“You’re just a pair of churchaholics!” It was, I have to admit, a fair description from my son. Stuart and I have spent the past few years descending on ancient sites and medieval churches, armed with a camera, a little knowledge and some imaginative and innovative theories. You would not believe the number of beautiful old places we can find within a stone’s throw of my home.
We have been lucky to find many of them standing open for visitors, and among the others have been fortunate with access. From the wedding party who invited us in to share the church while they waited for the bride, to the bell ringers, to the tiny jewel of a place, always locked, where we were invited in before Matins one Sunday.
Not to mention a number of equally ancient hostelries we felt obliged to visit, just by way of duty, of course, the body also requiring nourishment. …
One morning as I took my friend to the station, we had arrived early and just happened to see an interesting tower… so we took a slight detour.
Having possessed ourselves of the huge cruciform key from the old vicarage we opened the door into wonderland. I can think of no other way to describe the place.
As we entered the ancient building, with its characteristic smell of damp and mortar, and closed the heavy oak door, we looked up and gasped in astonishment.
The stained glass alone, glowing like forgotten jewels, would have been worth the visit. Vibrant against the grey skies outside they capture light and channel it within the dim interior of the church, a reminder of the Light Itself, all colours resolving into One. The great Bible chained to its lectern, the corbels carved as heads… it was a delight on many levels.

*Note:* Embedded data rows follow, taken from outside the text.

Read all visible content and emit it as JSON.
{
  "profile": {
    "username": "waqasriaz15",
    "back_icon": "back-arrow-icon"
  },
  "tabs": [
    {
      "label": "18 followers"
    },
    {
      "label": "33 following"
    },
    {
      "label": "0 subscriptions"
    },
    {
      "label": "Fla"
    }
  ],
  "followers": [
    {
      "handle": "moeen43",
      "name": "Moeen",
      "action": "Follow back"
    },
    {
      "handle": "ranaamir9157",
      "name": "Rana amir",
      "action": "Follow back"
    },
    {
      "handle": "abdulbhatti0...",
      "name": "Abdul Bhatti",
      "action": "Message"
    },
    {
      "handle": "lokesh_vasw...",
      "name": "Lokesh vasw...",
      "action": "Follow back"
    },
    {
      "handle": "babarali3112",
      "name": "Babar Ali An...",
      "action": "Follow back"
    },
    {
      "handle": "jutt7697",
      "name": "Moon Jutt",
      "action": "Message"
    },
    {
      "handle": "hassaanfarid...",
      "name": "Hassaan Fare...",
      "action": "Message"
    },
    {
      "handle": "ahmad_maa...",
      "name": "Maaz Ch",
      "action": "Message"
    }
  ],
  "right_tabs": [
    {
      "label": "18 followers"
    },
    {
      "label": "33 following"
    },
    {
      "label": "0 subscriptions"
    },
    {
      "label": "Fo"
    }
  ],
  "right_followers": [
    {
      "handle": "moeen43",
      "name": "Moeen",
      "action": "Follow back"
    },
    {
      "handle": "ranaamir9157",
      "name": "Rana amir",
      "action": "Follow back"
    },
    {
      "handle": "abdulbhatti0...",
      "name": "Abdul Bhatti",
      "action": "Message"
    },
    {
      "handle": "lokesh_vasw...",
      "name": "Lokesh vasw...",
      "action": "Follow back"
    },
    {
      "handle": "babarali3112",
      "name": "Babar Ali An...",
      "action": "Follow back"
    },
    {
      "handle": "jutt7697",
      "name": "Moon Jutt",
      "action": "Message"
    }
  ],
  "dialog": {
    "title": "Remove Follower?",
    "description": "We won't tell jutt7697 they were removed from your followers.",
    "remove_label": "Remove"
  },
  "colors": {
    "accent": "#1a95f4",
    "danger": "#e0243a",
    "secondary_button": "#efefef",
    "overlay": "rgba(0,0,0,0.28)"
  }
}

But it was the paintings… the incredible paintings five, six hundred years old and still glowing, that caught the attention. From St George subduing the dragon above the door, watched by the Princess, to St Helena and the Cross, to the weighing of Souls where the Virgin tips the scales in the soul’s favour, to the gruesome dismemberment of the body of Jesus… an abjuration against swearing and blasphemy… and the painted collection of workman’s tools and horseshoes… just breathtaking. Not even the texts of the Reformation painted over the older work in places could dampen the sheer exuberance of the place.
We are incredibly lucky here in England to have so much of our nation’s history preserved and accessible. That same day, I wandered back the long way home.. it had to be done..
I passed through Woburn where a cross once stood, marking the resting place of Queen Eleanor’s body on its journey to London in 1290. I meandered through Soulbury where a village street is marked by a boulder, said to be the foot of the devil turned to stone. I drove through Wing with its ancient church dating back 1300 years, with Roman brickwork in its crypt built on the site of an ancient pagan temple, passed the even older ‘castle’ and prehistoric Icknield Way. I passed the Holy Well of St Osyth in Bierton,the saint was king’s daughter born in the hamlet of Quarrendon here and beheaded by marauders in AD700…
And eventually arrived home, to an apparently unremarkable village where a Roman vineyard lies hidden beneath the schoolyard, where the course of one of the four the old Roman roads passing by my house runs next to the traces of the Saxon and prehistoric settlements, and a French chateau hides its treasures in the trees.
Is anything at all in life unremarkable, after all? Even the seemingly commonplace and ordinary holds so much if we take time to see.